It was always easy to love Tom Jobim‘s music as it captured the very essence of cool; the exotic new Brazil of the 1960′s and 70′s. While the music may not have captured the grim realities of the barrio’s, it did speak powerfully of the hope and dreams of a new generation of educated hip, urban Brazilians. Showcasing endless white-sand beaches, beautiful bikini clad girls and lost love under palm trees. This was the era of ultra exciting modernist architecture as evidenced in the wonderfully executed but somehow surreal Brasilia city. This city was the revolutionary vision of three men of genius and they carved it out of of the jungle in a mere four years. The President’s futuristic dreams were eventually overrun by greedy money men, a military dictatorship, and powerful elites, but the legacy of Brasilia remains. These visionaries were President – Juscelino Kubitschek, architect -Oscar Niemeyer and urbanist- Lucio Costa.
It was into this hopeful world where anything seemed possible, that Antonio Carlos Jobim and Joao Gilberto appeared as forces of nature. Before long they reached larger North American audiences via Jazz super-star Stan Getz (and others). The stories surrounding the Getz/Gilberto (‘Girl from Ipanema’) session are well known; suffice to say that Astrud Gilberto wife of the talented and co-credited Joao Gilberto was not supposed to be part of the session, but was reluctantly included at the last minute. From 60′s house-wife to stardom in the blink of an eye.
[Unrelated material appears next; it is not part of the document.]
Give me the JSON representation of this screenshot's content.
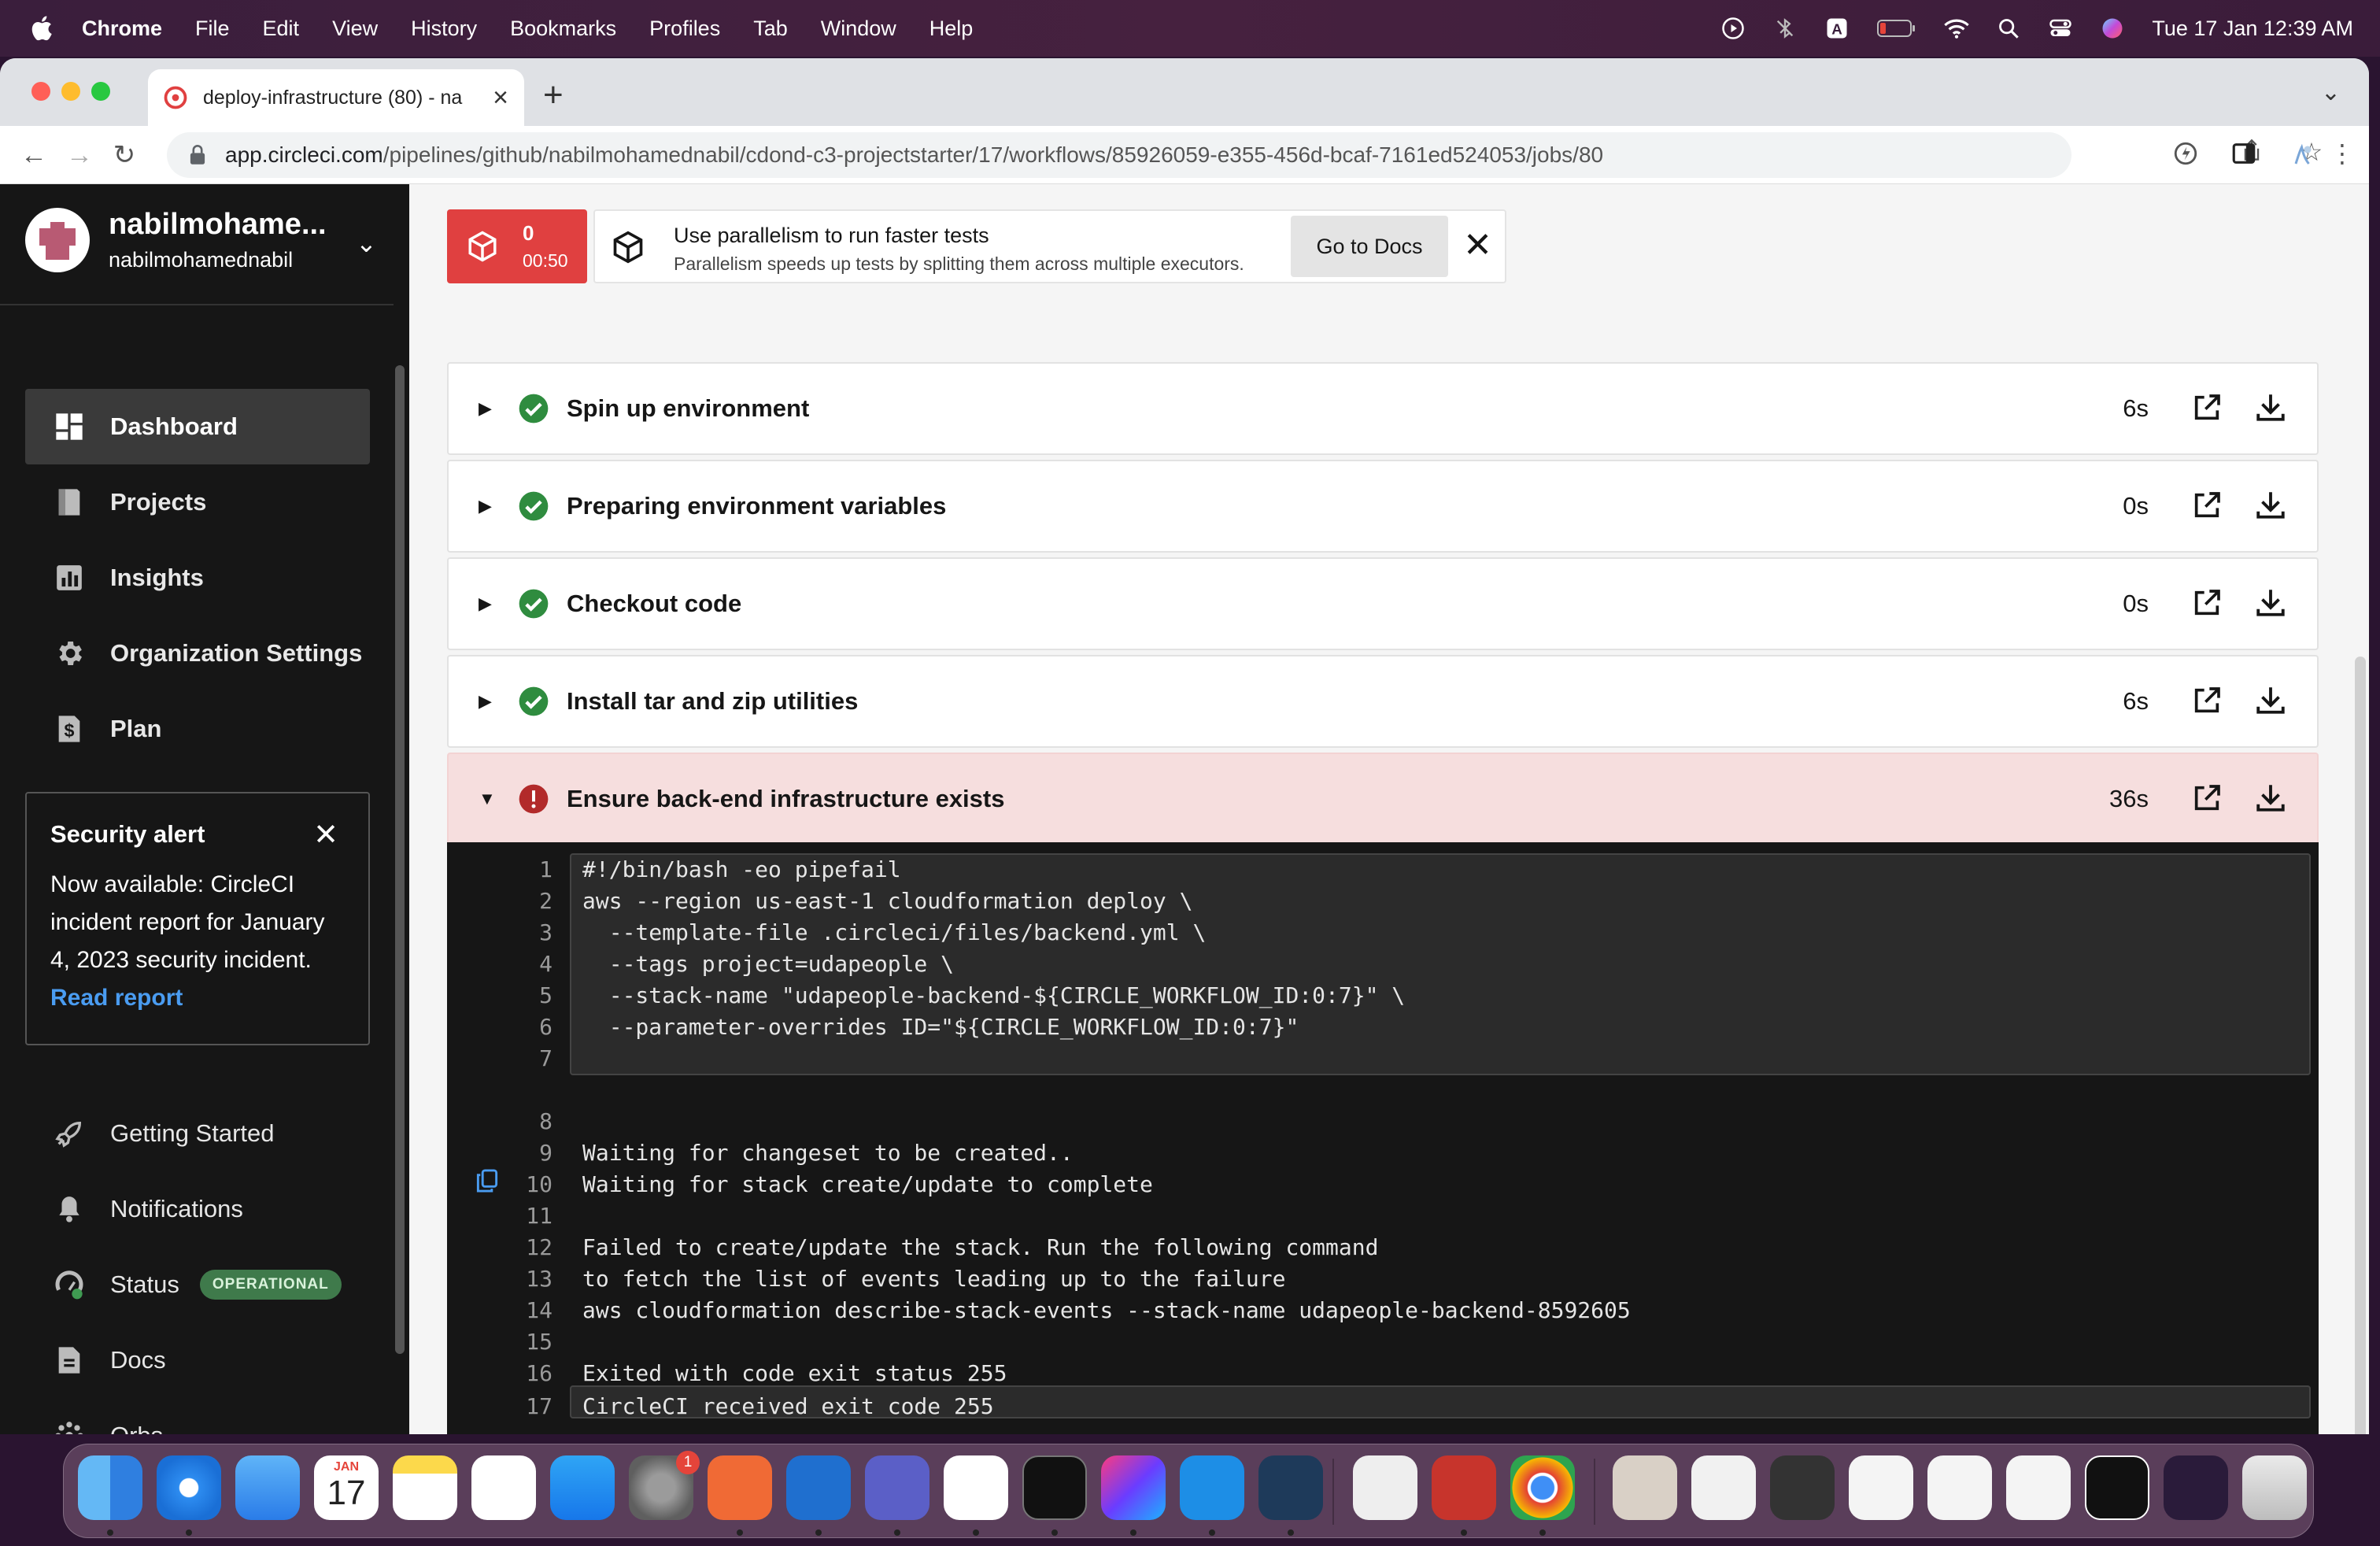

It is a later session produced by Rudy Van Gelder (for Creed Taylor’s CTI label) that I wish to focus on, for it was this ‘Wave‘ album that brought the song ‘wave‘ to my attention. I just love this song and I have a number of Jazz versions – Bossa Nova and otherwise. It swings like crazy and it is also highly evocative of the era and genre. As with many Jobim albums the recording is a heady mix of unashamed romanticism juxtaposed with a hint of minimalism (perhaps like Brasilia itself). This is in part due to arranger Claus Ogerman (who remembered to leave open spaces for the individual musicians) but the sense of unexpected space in the midst of lush orchestration speaks more of Jobim’s genius. He was not only a truly great composer, but his spidery piano lines and urgent guitar rhythms are also miniatures of perfection – not a single note too many. For me ‘wave’ captures the essence of Copacabna beach, Rio de Janeiro, and Brasilia.
Jobim’s own renditions of ‘wave‘ changed with the years; with one version on the Warner Brothers ‘Terra Brasilis‘ album sounding closer to Delius than to Jazz – that is until you here the voicings. The ‘Wave‘ album cover is also a bookmark of its times – iridescent lime green sky – purple Giraffe. I have included an informal version by Tom and a few of his friends – strange 60′s clothes, but bluesy and perfect.
In the late sixties I saw the French film ’Our Man in Rio‘ staring Jean Paul Belmondo at least three times. I have not seen it since then but would love to revisit it. It may now appear corny as many films do with the passing of time. That vision of sixties Brazil is harder to tarnish in my head as I instantly picture the exotic and experience a whiff of nostalgia when I hear Jobim’s’wave‘.